Depending on the response's HTTP status the Location header has slightly different impact on the client's application state. The following table summarizes what I extracted from the HTTP spec.
|201 Created||URI of created resource||Client is notified that a new resource has been created an can dereference the URI to see what has been created, e.g. to verify its expectations.|
ETag can be used to provide current ETag of created resource
|204 No Content||URI of created resource(?)||Clarification pending|
|300 Multiple Choices||URI of server's preferred variant|
|301 Moved Permanently||New permanent URI|
|302 Found||Temporay URI to use for requests to the intended resource|
|303 See Other||Response to the POST request is found at another URI||If client follows redirect and if the client already knows the target resource the 303 works as a notification that the previous POST has changed the target resource.|
|305 Use Proxy||URI of proxy to use for the request.|
|307 Moved Temporarily||Temporary URI to use for requests to this resource.|
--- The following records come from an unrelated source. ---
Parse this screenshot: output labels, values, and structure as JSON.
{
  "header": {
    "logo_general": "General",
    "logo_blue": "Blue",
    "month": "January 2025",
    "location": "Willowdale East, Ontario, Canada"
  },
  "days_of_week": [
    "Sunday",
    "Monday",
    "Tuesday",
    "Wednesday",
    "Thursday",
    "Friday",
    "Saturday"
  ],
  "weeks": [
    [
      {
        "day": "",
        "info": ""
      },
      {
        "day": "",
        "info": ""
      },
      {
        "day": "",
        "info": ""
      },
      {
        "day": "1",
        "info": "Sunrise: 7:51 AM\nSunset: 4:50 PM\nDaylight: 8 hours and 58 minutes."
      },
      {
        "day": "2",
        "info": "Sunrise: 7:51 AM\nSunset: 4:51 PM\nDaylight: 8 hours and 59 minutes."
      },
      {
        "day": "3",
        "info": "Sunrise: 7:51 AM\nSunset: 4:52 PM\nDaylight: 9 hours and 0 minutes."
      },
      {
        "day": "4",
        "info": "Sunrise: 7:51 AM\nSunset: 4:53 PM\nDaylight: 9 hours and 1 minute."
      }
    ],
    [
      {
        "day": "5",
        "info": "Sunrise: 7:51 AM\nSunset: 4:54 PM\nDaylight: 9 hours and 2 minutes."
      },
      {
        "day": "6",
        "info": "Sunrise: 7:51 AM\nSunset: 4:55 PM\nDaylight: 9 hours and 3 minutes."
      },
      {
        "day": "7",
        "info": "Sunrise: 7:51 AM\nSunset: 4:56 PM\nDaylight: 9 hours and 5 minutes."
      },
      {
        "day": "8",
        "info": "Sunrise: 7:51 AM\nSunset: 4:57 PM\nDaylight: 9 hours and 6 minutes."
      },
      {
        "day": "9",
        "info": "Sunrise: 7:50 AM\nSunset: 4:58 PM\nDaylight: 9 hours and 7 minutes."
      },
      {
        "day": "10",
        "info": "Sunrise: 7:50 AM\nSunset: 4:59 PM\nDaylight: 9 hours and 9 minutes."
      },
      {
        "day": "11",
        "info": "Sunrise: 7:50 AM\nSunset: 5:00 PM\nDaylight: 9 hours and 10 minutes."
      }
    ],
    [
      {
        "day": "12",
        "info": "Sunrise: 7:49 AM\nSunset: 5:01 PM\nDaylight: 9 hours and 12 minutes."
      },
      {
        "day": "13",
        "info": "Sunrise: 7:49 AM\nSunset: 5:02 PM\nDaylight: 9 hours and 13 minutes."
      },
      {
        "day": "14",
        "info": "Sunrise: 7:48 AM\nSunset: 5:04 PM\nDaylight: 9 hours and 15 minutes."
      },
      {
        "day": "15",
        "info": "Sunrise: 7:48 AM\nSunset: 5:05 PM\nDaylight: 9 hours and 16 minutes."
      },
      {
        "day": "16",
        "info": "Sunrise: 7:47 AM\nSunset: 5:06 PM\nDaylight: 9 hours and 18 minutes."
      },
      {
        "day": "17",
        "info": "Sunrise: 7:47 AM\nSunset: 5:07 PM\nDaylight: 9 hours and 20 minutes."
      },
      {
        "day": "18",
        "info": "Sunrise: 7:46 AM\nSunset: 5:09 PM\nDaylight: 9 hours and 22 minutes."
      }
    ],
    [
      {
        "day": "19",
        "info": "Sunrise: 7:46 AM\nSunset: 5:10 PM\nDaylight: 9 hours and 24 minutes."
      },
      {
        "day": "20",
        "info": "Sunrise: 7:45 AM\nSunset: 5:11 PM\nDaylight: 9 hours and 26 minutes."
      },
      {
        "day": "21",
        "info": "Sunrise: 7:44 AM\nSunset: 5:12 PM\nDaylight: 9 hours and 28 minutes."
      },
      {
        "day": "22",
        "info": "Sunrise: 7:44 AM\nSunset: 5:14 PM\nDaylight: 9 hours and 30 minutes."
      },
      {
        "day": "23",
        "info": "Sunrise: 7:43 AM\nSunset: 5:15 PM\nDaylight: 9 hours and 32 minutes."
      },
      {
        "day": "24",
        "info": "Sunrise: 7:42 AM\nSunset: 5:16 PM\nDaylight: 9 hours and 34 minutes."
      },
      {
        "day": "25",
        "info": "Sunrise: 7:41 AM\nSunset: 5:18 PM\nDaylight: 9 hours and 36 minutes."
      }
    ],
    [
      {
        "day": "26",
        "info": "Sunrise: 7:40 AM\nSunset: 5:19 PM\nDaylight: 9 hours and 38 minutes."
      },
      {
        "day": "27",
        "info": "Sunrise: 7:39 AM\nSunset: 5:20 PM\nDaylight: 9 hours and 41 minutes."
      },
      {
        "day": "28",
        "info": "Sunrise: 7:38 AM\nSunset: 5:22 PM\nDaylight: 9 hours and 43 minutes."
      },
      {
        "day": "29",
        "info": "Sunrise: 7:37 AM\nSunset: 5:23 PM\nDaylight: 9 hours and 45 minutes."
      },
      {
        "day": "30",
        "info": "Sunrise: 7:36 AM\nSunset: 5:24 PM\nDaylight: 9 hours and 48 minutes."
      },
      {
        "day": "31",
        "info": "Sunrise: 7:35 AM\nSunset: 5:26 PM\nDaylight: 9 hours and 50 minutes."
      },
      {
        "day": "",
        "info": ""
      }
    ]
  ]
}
201 and 303 provide the grounds for interesting generic client behavior. About the nature of 305 I am not sure yet but the server's ability to redirect a client to an intermediary smells interesting.